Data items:
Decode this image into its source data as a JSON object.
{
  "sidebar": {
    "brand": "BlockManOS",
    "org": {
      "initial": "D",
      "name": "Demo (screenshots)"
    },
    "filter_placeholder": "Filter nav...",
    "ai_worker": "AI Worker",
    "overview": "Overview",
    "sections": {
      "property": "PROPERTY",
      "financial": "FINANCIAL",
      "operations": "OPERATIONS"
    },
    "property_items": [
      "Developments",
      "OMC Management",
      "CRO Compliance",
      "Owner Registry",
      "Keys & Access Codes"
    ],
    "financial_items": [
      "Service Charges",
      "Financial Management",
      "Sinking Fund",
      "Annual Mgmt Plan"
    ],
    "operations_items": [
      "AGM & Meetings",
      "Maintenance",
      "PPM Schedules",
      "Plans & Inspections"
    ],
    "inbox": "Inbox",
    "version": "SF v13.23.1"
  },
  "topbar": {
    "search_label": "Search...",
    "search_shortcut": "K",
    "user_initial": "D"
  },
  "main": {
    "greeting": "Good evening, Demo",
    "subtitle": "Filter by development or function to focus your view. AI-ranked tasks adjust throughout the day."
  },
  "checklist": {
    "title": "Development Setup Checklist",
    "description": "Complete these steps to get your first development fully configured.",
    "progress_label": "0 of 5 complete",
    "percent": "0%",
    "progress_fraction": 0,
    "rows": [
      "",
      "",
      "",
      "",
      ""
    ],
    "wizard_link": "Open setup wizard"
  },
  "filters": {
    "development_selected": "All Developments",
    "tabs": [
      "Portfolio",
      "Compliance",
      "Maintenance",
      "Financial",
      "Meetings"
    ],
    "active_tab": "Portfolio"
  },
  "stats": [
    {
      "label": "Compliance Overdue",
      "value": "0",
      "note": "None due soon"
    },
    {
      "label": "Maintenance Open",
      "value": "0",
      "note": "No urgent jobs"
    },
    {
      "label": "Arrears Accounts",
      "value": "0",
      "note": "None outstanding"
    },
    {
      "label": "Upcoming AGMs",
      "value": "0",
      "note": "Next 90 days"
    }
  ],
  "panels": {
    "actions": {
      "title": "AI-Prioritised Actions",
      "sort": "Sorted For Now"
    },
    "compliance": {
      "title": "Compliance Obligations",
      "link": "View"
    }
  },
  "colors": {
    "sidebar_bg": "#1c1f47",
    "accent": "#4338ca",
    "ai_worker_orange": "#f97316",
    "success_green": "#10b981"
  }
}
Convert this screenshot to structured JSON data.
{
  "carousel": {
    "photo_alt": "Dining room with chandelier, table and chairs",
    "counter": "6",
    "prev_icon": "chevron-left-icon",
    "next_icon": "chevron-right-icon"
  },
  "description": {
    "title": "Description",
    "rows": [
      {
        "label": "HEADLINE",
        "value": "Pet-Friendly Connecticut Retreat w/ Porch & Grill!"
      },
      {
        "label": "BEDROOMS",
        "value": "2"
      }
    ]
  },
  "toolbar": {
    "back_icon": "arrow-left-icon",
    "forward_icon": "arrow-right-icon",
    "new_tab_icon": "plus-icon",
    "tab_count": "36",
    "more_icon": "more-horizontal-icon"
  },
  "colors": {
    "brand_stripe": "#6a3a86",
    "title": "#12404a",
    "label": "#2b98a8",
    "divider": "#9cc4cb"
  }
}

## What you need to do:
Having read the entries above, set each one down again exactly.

## Answer to this task:
Decode this image into its source data as a JSON object.
{
  "sidebar": {
    "brand": "BlockManOS",
    "org": {
      "initial": "D",
      "name": "Demo (screenshots)"
    },
    "filter_placeholder": "Filter nav...",
    "ai_worker": "AI Worker",
    "overview": "Overview",
    "sections": {
      "property": "PROPERTY",
      "financial": "FINANCIAL",
      "operations": "OPERATIONS"
    },
    "property_items": [
      "Developments",
      "OMC Management",
      "CRO Compliance",
      "Owner Registry",
      "Keys & Access Codes"
    ],
    "financial_items": [
      "Service Charges",
      "Financial Management",
      "Sinking Fund",
      "Annual Mgmt Plan"
    ],
    "operations_items": [
      "AGM & Meetings",
      "Maintenance",
      "PPM Schedules",
      "Plans & Inspections"
    ],
    "inbox": "Inbox",
    "version": "SF v13.23.1"
  },
  "topbar": {
    "search_label": "Search...",
    "search_shortcut": "K",
    "user_initial": "D"
  },
  "main": {
    "greeting": "Good evening, Demo",
    "subtitle": "Filter by development or function to focus your view. AI-ranked tasks adjust throughout the day."
  },
  "checklist": {
    "title": "Development Setup Checklist",
    "description": "Complete these steps to get your first development fully configured.",
    "progress_label": "0 of 5 complete",
    "percent": "0%",
    "progress_fraction": 0,
    "rows": [
      "",
      "",
      "",
      "",
      ""
    ],
    "wizard_link": "Open setup wizard"
  },
  "filters": {
    "development_selected": "All Developments",
    "tabs": [
      "Portfolio",
      "Compliance",
      "Maintenance",
      "Financial",
      "Meetings"
    ],
    "active_tab": "Portfolio"
  },
  "stats": [
    {
      "label": "Compliance Overdue",
      "value": "0",
      "note": "None due soon"
    },
    {
      "label": "Maintenance Open",
      "value": "0",
      "note": "No urgent jobs"
    },
    {
      "label": "Arrears Accounts",
      "value": "0",
      "note": "None outstanding"
    },
    {
      "label": "Upcoming AGMs",
      "value": "0",
      "note": "Next 90 days"
    }
  ],
  "panels": {
    "actions": {
      "title": "AI-Prioritised Actions",
      "sort": "Sorted For Now"
    },
    "compliance": {
      "title": "Compliance Obligations",
      "link": "View"
    }
  },
  "colors": {
    "sidebar_bg": "#1c1f47",
    "accent": "#4338ca",
    "ai_worker_orange": "#f97316",
    "success_green": "#10b981"
  }
}
Convert this screenshot to structured JSON data.
{
  "carousel": {
    "photo_alt": "Dining room with chandelier, table and chairs",
    "counter": "6",
    "prev_icon": "chevron-left-icon",
    "next_icon": "chevron-right-icon"
  },
  "description": {
    "title": "Description",
    "rows": [
      {
        "label": "HEADLINE",
        "value": "Pet-Friendly Connecticut Retreat w/ Porch & Grill!"
      },
      {
        "label": "BEDROOMS",
        "value": "2"
      }
    ]
  },
  "toolbar": {
    "back_icon": "arrow-left-icon",
    "forward_icon": "arrow-right-icon",
    "new_tab_icon": "plus-icon",
    "tab_count": "36",
    "more_icon": "more-horizontal-icon"
  },
  "colors": {
    "brand_stripe": "#6a3a86",
    "title": "#12404a",
    "label": "#2b98a8",
    "divider": "#9cc4cb"
  }
}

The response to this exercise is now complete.